VU study reveals factor’s new role in cell division, migrationOct. 30, 2014, 9:03 AM
There’s a new sheriff in town — in the world of microtubule dynamics.
Microtubules form the cell’s structural skeleton and cargo-moving system, and they are nearly always in flux. They grow, shrink and rearrange themselves as they participate in processes including cell division and migration.
Now, Vanderbilt University investigators have discovered a new molecular mechanism that regulates microtubule dynamics. The unexpected finding, reported in Developmental Cell, has implications for cancer drug discovery, said Irina Kaverina, Ph.D., associate professor of Cell and Developmental Biology.
“Cancer drugs that target microtubules in general have a lot of complications,” Kaverina said. “To find new, more selective drug targets, investigators are looking at the proteins that modify microtubule dynamics during cell division and cell migration.”

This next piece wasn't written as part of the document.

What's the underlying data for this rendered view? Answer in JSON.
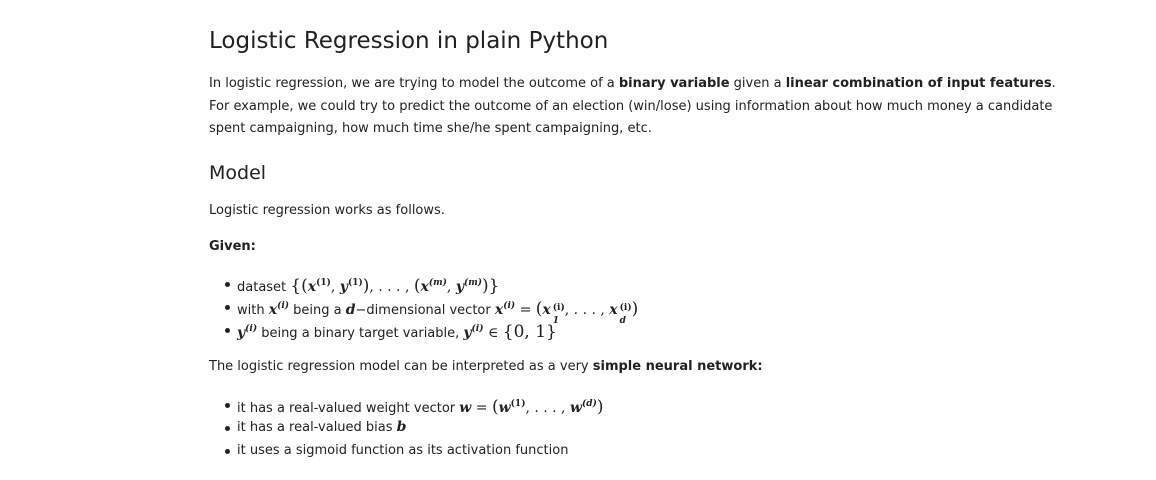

Microtubules are long tube-like structures that grow and shrink only at one end — the “plus end.” Proteins that bind at microtubule plus ends participate in the growing and shrinking processes. The end-binding proteins (EBs) — one of many types of proteins that bind the plus end — have claimed the crown as “master regulators of microtubule plus ends,” Kaverina said.
“The dogma is that EBs bind to microtubule plus ends and then every other protein that is there, it is there because it binds to EBs,” she said. “No one has considered whether one of these proteins regulates binding of EBs to microtubules.”
Kaverina’s group, led by former graduate student Ashley Grimaldi, Ph.D., found that a family of proteins called CLASPs, known to bind to the microtubule plus end, controls the binding of EBs to microtubules.
“Our paper is the first to show that another plus end protein regulates EBs,” Kaverina said.
The researchers demonstrated that in cells without CLASPs, EBs were no longer concentrated at the dynamic plus end tip. Instead, EBs bound along the entire length of the microtubule.
In a series of biochemical experiments, they showed that CLASPs exclude EBs from binding along the microtubule length, restricting their localization to the microtubule plus end. The investigators suggest that CLASP alters the microtubule lattice to exclude EB binding, except at the tip.
“Our findings change the whole concept of how microtubule plus ends are dynamically regulated,” Kaverina said.
Since EB proteins are targets of current cancer drug development programs, it’s especially important to consider the whole picture of their role in microtubule dynamics, she said. It might be possible to target CLASPs to influence EBs and microtubule dynamics.
Microtubules are targets not only for cancer drugs, but also for neurological diseases. In neurons, microtubules form the axon “tracks,” along which molecules are transported from the cell body to the nerve endings.
Kaverina emphasizes that the centrality of microtubules to cellular functions may make them good targets for the treatment of other disorders as well.
“I think there are very many understudied clinically important microtubule functions,” she said.
The research was conducted by a collaborative team including Kaverina’s group and investigators at Yokohama City University in Yokohama, Japan and at the University of Warwick in Coventry, United Kingdom. The work was supported in part by the National Institutes of Health (grant GM078373) and by the American Heart Association.